Peace,

Denis

“It is only about the fruit of the tree in the middle of the garden that God said, ‘You shall not eat it or even touch it, or else you will die.’”

 

 

Love is the Answer (so what’s the question?)

Christmas 03My son Blake tells me that he’s pretty sure we are all one consciousness.  The universe experiencing itself; a pulse experienced through different hardware.  He believes that unconditional love is the answer but what is the question?

He and I sometimes have these existential kinds of conversations.  What is the meaning of life? Is there a God?  Or is it all some elaborate myth?  Were we “created” or do we exist because of some cosmic happenstance?  Do we need God?  Does God need us?

It makes me think.  And wonder.  And pray.  And sometimes I wonder as I pray.

People behave badly.  We murder.  We rape.  We abuse children.  We discriminate based on religion, race, gender, ethnicity, and sexual orientation.  We arm ourselves.  We build walls.  We exploit the most vulnerable amongst us.

Genesis tells us:  God said: Let us make human beings in our image, after our likeness.  But if ‘God is love’ why is there so much un-Godlike behavior happening in our world.  If God made us in his (her) image why aren’t we loving one another?  Why aren’t we lifting one another up?  Why aren’t we caring for one another?

And then I crawl out of my hole and look around.  I see every little loving thing that my wife does each day for me and countless others.  I see my friends who have often lifted me up during times of heartache and self-doubt. I  realize that I am cared for not just by friends and family but by strangers who work for peace and justice in our world.

My grandson Noah asked me recently, “Pawpaw, do you know what zeal is?”  Before I could offer a definition he exclaimed, “It’s how God loves us and how God wants us to love others!”  And I realize then that we do!  We do love one another.  We do lift each other.
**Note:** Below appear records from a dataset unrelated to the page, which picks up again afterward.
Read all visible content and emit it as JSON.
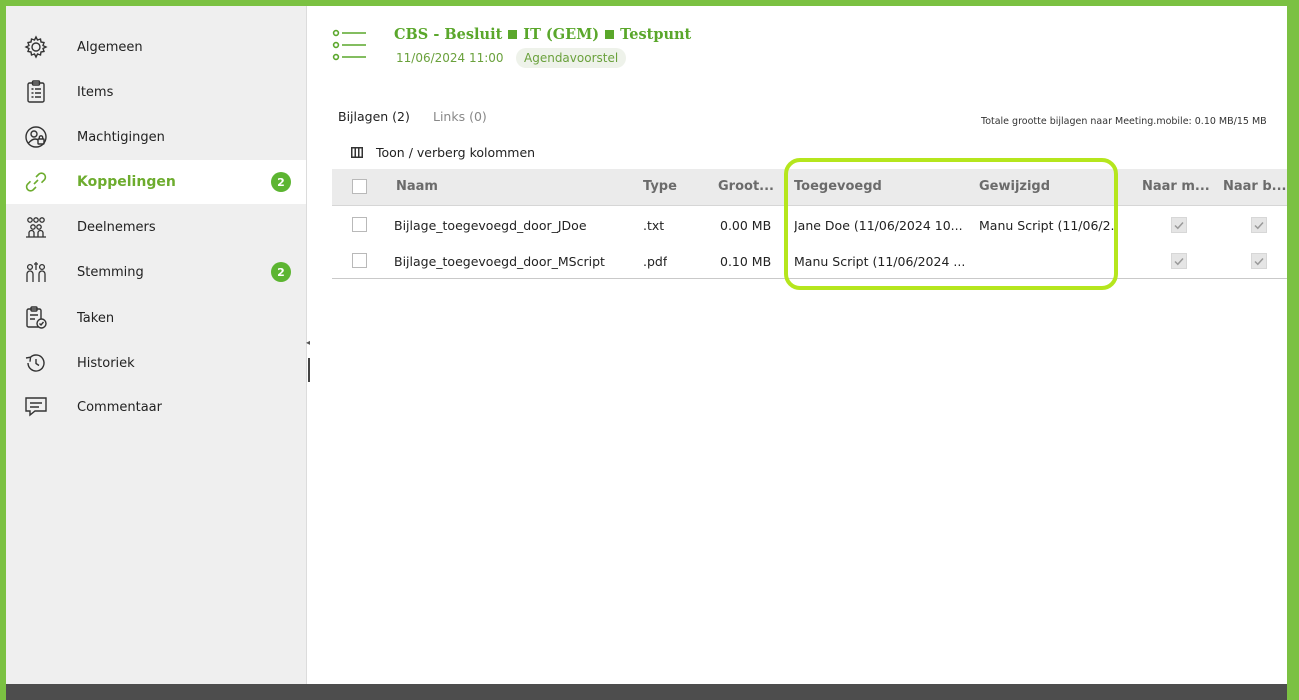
{
  "sidebar": {
    "items": [
      {
        "label": "Algemeen",
        "icon": "gear-icon"
      },
      {
        "label": "Items",
        "icon": "clipboard-list-icon"
      },
      {
        "label": "Machtigingen",
        "icon": "user-lock-icon"
      },
      {
        "label": "Koppelingen",
        "icon": "link-icon",
        "badge": "2",
        "active": true
      },
      {
        "label": "Deelnemers",
        "icon": "people-group-icon"
      },
      {
        "label": "Stemming",
        "icon": "voting-people-icon",
        "badge": "2"
      },
      {
        "label": "Taken",
        "icon": "clipboard-check-icon"
      },
      {
        "label": "Historiek",
        "icon": "history-clock-icon"
      },
      {
        "label": "Commentaar",
        "icon": "comment-icon"
      }
    ]
  },
  "header": {
    "title_part1": "CBS - Besluit",
    "title_part2": "IT (GEM)",
    "title_part3": "Testpunt",
    "datetime": "11/06/2024 11:00",
    "status_chip": "Agendavoorstel",
    "icon": "agenda-list-icon"
  },
  "tabs": [
    {
      "label": "Bijlagen (2)",
      "active": true
    },
    {
      "label": "Links (0)",
      "active": false
    }
  ],
  "size_info": "Totale grootte bijlagen naar Meeting.mobile: 0.10 MB/15 MB",
  "toolbar": {
    "toggle_columns_label": "Toon / verberg kolommen",
    "icon": "columns-icon"
  },
  "table": {
    "columns": {
      "name": "Naam",
      "type": "Type",
      "size": "Groot...",
      "added": "Toegevoegd",
      "modified": "Gewijzigd",
      "to_meeting": "Naar m...",
      "to_b": "Naar b..."
    },
    "rows": [
      {
        "name": "Bijlage_toegevoegd_door_JDoe",
        "type": ".txt",
        "size": "0.00 MB",
        "added": "Jane Doe (11/06/2024 10...",
        "modified": "Manu Script (11/06/2...",
        "to_meeting": true,
        "to_b": true
      },
      {
        "name": "Bijlage_toegevoegd_door_MScript",
        "type": ".pdf",
        "size": "0.10 MB",
        "added": "Manu Script (11/06/2024 ...",
        "modified": "",
        "to_meeting": true,
        "to_b": true
      }
    ]
  },
  "colors": {
    "accent_green": "#5cb531",
    "frame_green": "#7bc142",
    "highlight_lime": "#b5e61d"
  }
}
We do care for one another.  Not always.  Not all of us.  Not often enough.  But we do!

And perhaps that’s the question – why not always; why not all of us; why not often enough?  Unconditional love is the answer.  God was once again revealed to me through my seven year-old grandson.  God is in the love we share; in the countless times that Noah has lifted me up from my gloominess and my self-pity; all the times that we have cared for one another.  Noah full of zeal!  Blake too has loved me and lifted me with his kindness; his sincerity; his goodwill.  These two (uncle and nephew) come from very different places – physically and spiritually but God is there – loving; lifting; caring.

Evil exists.  Bad things happen.  But that’s not the end of the story.  God has given us power over evil.  We just need to share the gift of Love.  Perhaps then others will ask the question – why not always?  why not all of us?  why not often enough?

Peace,

Denis